Data extract:
_ _ _ _ _ _ _

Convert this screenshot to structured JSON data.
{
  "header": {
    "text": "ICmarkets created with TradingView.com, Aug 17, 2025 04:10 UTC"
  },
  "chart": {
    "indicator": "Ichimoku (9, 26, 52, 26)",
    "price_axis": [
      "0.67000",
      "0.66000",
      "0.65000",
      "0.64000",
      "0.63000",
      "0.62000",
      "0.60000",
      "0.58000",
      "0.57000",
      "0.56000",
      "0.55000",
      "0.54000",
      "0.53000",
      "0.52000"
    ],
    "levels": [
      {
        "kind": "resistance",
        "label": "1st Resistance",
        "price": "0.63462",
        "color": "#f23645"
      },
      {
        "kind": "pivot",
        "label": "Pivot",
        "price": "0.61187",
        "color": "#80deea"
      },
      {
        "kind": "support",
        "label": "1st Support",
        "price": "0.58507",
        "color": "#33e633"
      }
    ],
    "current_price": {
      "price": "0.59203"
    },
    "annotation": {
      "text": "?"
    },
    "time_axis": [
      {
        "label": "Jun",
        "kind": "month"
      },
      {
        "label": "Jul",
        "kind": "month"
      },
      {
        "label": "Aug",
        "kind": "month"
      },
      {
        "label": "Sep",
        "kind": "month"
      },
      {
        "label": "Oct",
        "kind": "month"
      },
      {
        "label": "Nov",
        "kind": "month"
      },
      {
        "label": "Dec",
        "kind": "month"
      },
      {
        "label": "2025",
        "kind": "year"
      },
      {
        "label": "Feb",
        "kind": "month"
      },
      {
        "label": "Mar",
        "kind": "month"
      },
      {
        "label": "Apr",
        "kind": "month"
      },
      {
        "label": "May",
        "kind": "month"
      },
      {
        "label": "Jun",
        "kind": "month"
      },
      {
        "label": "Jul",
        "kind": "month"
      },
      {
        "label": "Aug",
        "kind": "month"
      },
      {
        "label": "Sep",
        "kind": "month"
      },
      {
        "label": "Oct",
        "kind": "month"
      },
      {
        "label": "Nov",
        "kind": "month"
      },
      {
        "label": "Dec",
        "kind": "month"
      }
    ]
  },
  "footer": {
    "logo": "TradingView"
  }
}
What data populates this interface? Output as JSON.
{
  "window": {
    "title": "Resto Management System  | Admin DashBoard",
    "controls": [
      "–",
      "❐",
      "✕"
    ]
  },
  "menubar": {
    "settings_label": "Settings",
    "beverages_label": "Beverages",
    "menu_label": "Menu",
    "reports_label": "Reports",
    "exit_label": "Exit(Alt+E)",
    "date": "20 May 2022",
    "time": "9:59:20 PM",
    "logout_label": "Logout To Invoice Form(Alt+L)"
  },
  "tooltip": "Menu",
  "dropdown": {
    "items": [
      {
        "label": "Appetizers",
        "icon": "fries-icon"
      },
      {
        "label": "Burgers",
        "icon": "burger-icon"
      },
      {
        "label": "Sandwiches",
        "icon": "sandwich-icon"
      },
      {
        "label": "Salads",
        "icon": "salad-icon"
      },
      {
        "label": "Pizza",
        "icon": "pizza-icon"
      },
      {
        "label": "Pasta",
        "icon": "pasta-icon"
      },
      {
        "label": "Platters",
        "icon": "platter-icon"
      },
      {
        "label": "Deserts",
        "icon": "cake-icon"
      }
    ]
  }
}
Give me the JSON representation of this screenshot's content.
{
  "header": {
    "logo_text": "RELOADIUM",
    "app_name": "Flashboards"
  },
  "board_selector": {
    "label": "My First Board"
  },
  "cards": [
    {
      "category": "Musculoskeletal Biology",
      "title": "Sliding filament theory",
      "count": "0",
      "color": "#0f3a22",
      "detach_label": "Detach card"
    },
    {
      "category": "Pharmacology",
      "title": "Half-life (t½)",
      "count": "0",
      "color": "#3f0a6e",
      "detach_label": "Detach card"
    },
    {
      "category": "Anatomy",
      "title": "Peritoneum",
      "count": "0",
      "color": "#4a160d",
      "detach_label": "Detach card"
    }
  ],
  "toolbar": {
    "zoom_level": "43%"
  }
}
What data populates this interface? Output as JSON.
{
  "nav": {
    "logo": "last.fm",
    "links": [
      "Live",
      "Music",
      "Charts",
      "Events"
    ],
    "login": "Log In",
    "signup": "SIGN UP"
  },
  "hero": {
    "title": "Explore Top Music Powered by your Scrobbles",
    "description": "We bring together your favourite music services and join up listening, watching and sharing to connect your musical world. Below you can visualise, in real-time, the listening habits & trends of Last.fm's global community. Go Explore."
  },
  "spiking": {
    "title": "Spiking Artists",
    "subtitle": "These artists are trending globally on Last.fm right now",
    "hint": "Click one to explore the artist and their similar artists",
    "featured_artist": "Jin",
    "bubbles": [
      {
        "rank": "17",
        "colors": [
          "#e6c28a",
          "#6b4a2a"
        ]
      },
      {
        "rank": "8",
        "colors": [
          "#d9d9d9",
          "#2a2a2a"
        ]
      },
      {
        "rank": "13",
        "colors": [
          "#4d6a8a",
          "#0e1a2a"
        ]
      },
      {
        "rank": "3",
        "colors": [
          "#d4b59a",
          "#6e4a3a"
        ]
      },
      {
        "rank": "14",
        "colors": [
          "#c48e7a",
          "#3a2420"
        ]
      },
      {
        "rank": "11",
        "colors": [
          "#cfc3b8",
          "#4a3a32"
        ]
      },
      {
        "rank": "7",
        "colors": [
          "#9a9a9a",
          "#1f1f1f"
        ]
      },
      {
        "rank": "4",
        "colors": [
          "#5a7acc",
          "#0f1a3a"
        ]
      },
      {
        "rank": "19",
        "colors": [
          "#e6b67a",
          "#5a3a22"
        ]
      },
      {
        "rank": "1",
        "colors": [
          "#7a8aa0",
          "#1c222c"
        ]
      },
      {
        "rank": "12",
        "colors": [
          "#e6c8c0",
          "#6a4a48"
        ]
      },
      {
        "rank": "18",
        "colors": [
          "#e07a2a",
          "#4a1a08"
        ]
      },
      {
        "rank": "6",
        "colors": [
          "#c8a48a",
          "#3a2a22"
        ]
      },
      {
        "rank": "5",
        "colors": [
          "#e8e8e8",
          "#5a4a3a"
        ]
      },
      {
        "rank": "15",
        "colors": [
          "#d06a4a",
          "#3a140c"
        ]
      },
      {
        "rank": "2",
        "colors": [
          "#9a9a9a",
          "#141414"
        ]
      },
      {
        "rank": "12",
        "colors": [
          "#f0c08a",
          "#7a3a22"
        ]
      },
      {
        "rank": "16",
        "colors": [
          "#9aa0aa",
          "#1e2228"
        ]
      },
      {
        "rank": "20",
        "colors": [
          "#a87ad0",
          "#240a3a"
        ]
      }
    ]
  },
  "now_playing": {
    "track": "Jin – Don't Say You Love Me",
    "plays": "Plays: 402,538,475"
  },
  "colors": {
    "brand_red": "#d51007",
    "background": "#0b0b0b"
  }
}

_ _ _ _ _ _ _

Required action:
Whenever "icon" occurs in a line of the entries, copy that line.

Response for this exercise:
        "icon": "fries-icon"
        "icon": "burger-icon"
        "icon": "sandwich-icon"
        "icon": "salad-icon"
        "icon": "pizza-icon"
        "icon": "pasta-icon"
        "icon": "platter-icon"
        "icon": "cake-icon"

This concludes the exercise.